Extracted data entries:
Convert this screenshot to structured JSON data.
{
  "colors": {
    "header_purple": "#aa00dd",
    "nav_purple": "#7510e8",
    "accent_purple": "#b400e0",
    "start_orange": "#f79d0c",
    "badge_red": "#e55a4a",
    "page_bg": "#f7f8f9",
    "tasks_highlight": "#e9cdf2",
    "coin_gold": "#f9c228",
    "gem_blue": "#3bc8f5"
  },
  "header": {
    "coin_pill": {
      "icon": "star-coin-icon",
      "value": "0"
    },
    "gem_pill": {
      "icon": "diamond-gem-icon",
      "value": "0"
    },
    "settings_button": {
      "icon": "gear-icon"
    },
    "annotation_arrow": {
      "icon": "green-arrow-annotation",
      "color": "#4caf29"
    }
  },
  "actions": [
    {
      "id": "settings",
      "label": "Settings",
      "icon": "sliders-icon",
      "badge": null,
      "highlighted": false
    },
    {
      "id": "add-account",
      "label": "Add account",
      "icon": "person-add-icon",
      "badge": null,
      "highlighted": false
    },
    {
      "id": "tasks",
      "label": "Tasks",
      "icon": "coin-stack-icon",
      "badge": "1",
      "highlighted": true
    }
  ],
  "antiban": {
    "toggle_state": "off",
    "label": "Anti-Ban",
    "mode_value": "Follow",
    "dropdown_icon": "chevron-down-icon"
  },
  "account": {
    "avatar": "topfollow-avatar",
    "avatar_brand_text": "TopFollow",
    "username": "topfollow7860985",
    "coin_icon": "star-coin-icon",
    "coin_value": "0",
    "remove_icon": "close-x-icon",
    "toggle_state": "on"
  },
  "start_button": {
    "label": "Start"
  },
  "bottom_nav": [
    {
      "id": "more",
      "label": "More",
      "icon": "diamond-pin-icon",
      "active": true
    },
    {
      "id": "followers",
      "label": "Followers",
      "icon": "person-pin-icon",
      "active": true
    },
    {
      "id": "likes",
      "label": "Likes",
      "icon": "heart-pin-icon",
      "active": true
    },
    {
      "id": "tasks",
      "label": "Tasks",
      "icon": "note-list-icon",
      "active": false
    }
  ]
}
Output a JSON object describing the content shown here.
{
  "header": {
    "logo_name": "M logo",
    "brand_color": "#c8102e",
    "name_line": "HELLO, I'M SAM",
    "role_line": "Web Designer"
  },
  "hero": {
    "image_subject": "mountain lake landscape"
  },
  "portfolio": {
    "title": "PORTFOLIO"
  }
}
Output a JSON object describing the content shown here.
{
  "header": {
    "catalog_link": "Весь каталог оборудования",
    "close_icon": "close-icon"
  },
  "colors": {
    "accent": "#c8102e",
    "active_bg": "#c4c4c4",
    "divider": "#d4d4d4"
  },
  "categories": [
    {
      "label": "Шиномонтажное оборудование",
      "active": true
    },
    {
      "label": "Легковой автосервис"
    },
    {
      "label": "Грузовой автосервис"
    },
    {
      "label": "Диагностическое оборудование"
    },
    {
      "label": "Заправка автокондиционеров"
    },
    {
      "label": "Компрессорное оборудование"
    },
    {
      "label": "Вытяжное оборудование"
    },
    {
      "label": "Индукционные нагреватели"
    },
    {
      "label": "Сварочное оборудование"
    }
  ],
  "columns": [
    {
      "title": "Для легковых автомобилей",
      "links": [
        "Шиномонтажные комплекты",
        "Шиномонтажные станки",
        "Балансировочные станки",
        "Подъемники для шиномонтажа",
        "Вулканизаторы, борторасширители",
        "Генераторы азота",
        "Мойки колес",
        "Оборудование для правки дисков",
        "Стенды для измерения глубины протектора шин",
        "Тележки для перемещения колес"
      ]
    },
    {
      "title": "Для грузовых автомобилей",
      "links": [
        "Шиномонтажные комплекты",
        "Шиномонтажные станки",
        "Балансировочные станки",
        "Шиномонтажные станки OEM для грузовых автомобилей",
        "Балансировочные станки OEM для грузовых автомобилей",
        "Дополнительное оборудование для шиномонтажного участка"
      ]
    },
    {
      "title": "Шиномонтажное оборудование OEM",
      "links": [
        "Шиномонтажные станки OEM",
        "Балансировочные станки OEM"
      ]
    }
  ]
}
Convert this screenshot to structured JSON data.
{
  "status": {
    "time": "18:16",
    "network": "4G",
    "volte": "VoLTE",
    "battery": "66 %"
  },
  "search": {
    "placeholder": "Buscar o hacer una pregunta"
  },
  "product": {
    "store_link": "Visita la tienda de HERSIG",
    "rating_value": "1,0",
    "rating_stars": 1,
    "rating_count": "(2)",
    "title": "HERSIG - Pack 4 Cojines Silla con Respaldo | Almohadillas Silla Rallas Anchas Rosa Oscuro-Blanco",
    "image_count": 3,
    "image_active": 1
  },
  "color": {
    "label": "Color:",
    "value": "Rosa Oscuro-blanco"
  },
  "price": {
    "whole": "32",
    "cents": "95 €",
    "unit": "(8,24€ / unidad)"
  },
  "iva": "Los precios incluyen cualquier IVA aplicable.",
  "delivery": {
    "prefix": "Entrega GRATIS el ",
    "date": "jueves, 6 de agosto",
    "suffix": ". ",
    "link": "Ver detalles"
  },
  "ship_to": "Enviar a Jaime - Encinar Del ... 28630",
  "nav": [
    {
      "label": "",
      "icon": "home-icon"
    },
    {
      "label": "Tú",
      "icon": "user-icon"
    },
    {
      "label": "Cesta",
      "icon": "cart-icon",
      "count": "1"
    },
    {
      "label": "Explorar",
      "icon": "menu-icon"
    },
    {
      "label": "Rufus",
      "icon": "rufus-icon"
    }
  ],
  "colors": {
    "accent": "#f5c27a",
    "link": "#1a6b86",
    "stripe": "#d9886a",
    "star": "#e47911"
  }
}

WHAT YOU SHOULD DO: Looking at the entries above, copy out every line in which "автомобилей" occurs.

FINISHED EXERCISE:
      "title": "Для легковых автомобилей",
      "title": "Для грузовых автомобилей",
        "Шиномонтажные станки OEM для грузовых автомобилей",
        "Балансировочные станки OEM для грузовых автомобилей",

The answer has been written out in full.